In Norse mythology, Odin, the greatest of all the gods the raven's God had for his chief advisers two ravens, Hugin and Munin - Mind and Memory - who were sent out by him each morning on newsgathering journeys, and who returned to him at nightfall to perch on his shoulders and whisper into his ears intelligence of the day.
When news of unusual importance was desired, Odin himself, in raven guise, went forth to seek it - and when the Norse armies went into battle, they followed the raven standard, a banner under which William the Conqueror fought. When bellied by the breezes it betokened success, but when it hung limp, only defeat was expected.
Norse navigators took with them a pair of ravens to be liberated and followed as guides - if the bird returned, it was known that land did not lie in that direction; if they did not, they were followed. The discoveries of both Iceland and Greenland are attributed to their leadership.
To the Romans and Greeks, the raven was the chief bird of omen, whose effigy was borne on their banners and whose auguries were followed with greatest confidence, while to the German mind he was his satanic majesty made manifest in feathers. In some parts of Germany, these birds are believed to hold the souls of the damned, while in other European sections priests only are believed to be so reincarnated.
In Sweden, the ravens croaking at night in the swamps are said to be the ghosts of murdered persons who have been denied Christian burial, and whom on this account, Charon has refused ferriage across the River Styx. As a companion of saints, this bird has had too many experiences to mention.

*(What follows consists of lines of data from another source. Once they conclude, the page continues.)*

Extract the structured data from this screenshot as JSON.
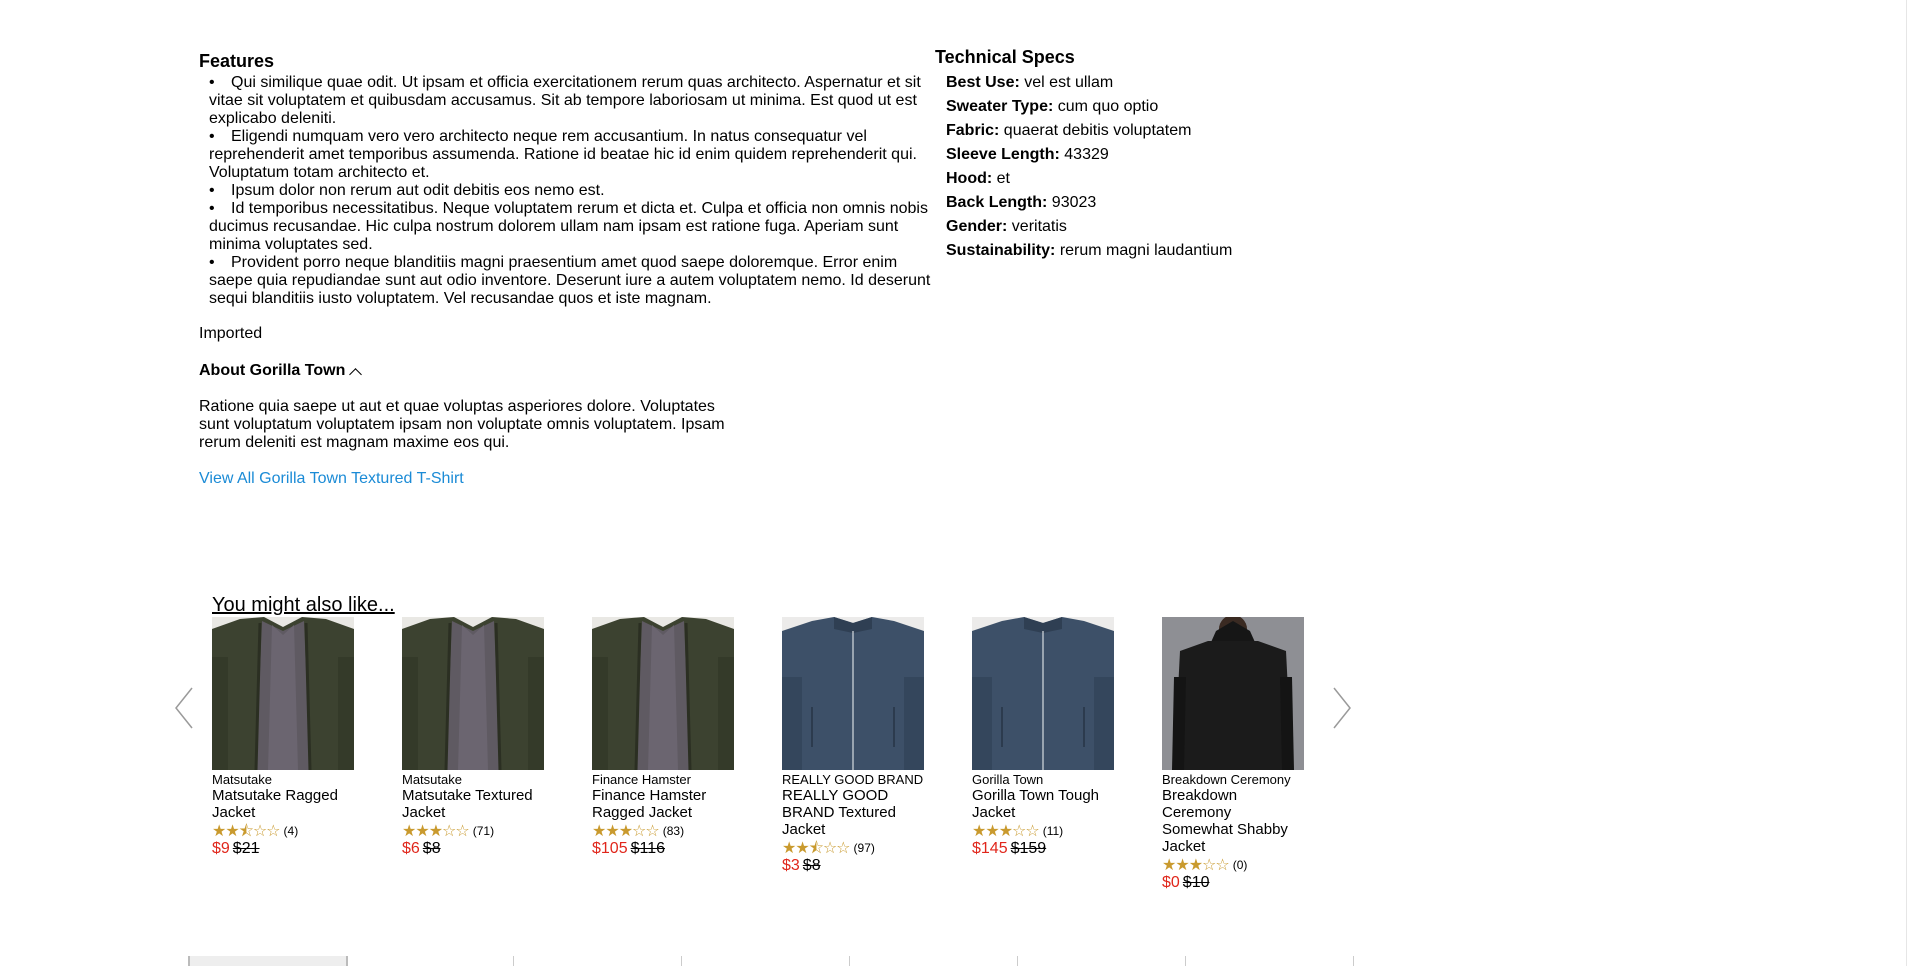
{
  "features": {
    "title": "Features",
    "items": [
      "Qui similique quae odit. Ut ipsam et officia exercitationem rerum quas architecto. Aspernatur et sit vitae sit voluptatem et quibusdam accusamus. Sit ab tempore laboriosam ut minima. Est quod ut est explicabo deleniti.",
      "Eligendi numquam vero vero architecto neque rem accusantium. In natus consequatur vel reprehenderit amet temporibus assumenda. Ratione id beatae hic id enim quidem reprehenderit qui. Voluptatum totam architecto et.",
      "Ipsum dolor non rerum aut odit debitis eos nemo est.",
      "Id temporibus necessitatibus. Neque voluptatem rerum et dicta et. Culpa et officia non omnis nobis ducimus recusandae. Hic culpa nostrum dolorem ullam nam ipsam est ratione fuga. Aperiam sunt minima voluptates sed.",
      "Provident porro neque blanditiis magni praesentium amet quod saepe doloremque. Error enim saepe quia repudiandae sunt aut odio inventore. Deserunt iure a autem voluptatem nemo. Id deserunt sequi blanditiis iusto voluptatem. Vel recusandae quos et iste magnam."
    ],
    "bullet": "•",
    "imported": "Imported"
  },
  "about": {
    "title": "About Gorilla Town",
    "text": "Ratione quia saepe ut aut et quae voluptas asperiores dolore. Voluptates sunt voluptatum voluptatem ipsam non voluptate omnis voluptatem. Ipsam rerum deleniti est magnam maxime eos qui.",
    "view_all": "View All Gorilla Town Textured T-Shirt"
  },
  "specs": {
    "title": "Technical Specs",
    "rows": [
      {
        "key": "Best Use:",
        "value": "vel est ullam"
      },
      {
        "key": "Sweater Type:",
        "value": "cum quo optio"
      },
      {
        "key": "Fabric:",
        "value": "quaerat debitis voluptatem"
      },
      {
        "key": "Sleeve Length:",
        "value": "43329"
      },
      {
        "key": "Hood:",
        "value": "et"
      },
      {
        "key": "Back Length:",
        "value": "93023"
      },
      {
        "key": "Gender:",
        "value": "veritatis"
      },
      {
        "key": "Sustainability:",
        "value": "rerum magni laudantium"
      }
    ]
  },
  "recommendations": {
    "title": "You might also like...",
    "prev_icon": "chevron-left-icon",
    "next_icon": "chevron-right-icon",
    "products": [
      {
        "brand": "Matsutake",
        "name": "Matsutake Ragged Jacket",
        "rating": 2.5,
        "count": "(4)",
        "sale": "$9",
        "orig": "$21",
        "image": "olive-bomber-jacket"
      },
      {
        "brand": "Matsutake",
        "name": "Matsutake Textured Jacket",
        "rating": 3,
        "count": "(71)",
        "sale": "$6",
        "orig": "$8",
        "image": "olive-bomber-jacket"
      },
      {
        "brand": "Finance Hamster",
        "name": "Finance Hamster Ragged Jacket",
        "rating": 3,
        "count": "(83)",
        "sale": "$105",
        "orig": "$116",
        "image": "olive-bomber-jacket"
      },
      {
        "brand": "REALLY GOOD BRAND",
        "name": "REALLY GOOD BRAND Textured Jacket",
        "rating": 2.5,
        "count": "(97)",
        "sale": "$3",
        "orig": "$8",
        "image": "navy-zip-jacket"
      },
      {
        "brand": "Gorilla Town",
        "name": "Gorilla Town Tough Jacket",
        "rating": 3,
        "count": "(11)",
        "sale": "$145",
        "orig": "$159",
        "image": "navy-zip-jacket"
      },
      {
        "brand": "Breakdown Ceremony",
        "name": "Breakdown Ceremony Somewhat Shabby Jacket",
        "rating": 3,
        "count": "(0)",
        "sale": "$0",
        "orig": "$10",
        "image": "black-hoodie-back"
      }
    ]
  },
  "colors": {
    "link": "#1b8bd6",
    "sale_price": "#e0261b",
    "star": "#c99a2e"
  }
}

By some nations, he was regarded as the bearer of propitious news from the gods and sacrosanct - to others he was the precursor of evil and an object of dread.
With divining power which enabled him for ages to tell the farmer of coming rain, the maiden of the coming of her lover, and the invalid of the coming of death, he was received with joy or sadness according to the messages he bore.
In England, he was looked upon with greater favor; there, the mere presence of the home of a raven in a tree top was enough to insure the continuance in power of the family owning the estate. The wealth of raven literature bears indubitable testimony to the interest people of all times and all localities have felt in this remarkable bird, an interest certain to increase with acquaintance.
To one with mind open to rural charm, this picturesque bird solemnly stalking about the fields or majestically flapping his way to the treetops is as much a part of the landscape as the fields themselves, or the trees upon their borders; it possesses an interest different from that of any other creature of the feathered race.
Though he no longer pursues the craft of the augur, his superior intelligence, great dignity and general air of mystery inspire confidence in his abilities in that line. What powers were his in the old days!
Foolish maidens and ignorant sailors might put their faith in the divining powers of the flighty wren, others might consult the swallow and the kingfisher, but it was to the many wintered crow that kings and the great ones of earth applied for advice, and it was he who never failed them.
According to Pliny, he was the only bird capable of realizing the meaning of his portents.
In the early morning light, the worthy successors of the ancient Hugin and Munin go forth to-day, in quest of news of interest to their clan, just as those historic messengers did in the days when the mighty Norse gods awaited their return that they might act on the intelligence gathered by them during the daylight hours, and when slanting beams call forth the vesper songs of more tuneful birds, they return - followed by long lines of other crows - to their usual haunts on the borders of the marshes.
Singly, or in long lines, never in loose flocks like blackbirds, they arrive from all directions - till what must be the whole tribe is gathered together - a united family for the night's repose. As there in the treetops, in the early evening, in convention assembled, they discuss important affairs; who can doubt that certain ones of their number are recognized as leaders, and that they have some form of government among themselves.
One after another delivers himself of a harangue, then the whole assemblage joins in noisy applause or is it disapproval. At other times, sociability seems to be the sole object of the gathering. As one old crow, more meditative than the rest at the close of the conclave, always betakes himself to the same perch - the lonely up-thrust shaft of a lightning shattered tree on the hillside - we decide that here is old Munin, who has selected this perch as one favorable to meditation, a place where he may ponder undisturbed over the occurrences of the day.
~ Prarie Gold, Iowa Authors and Artists, 1917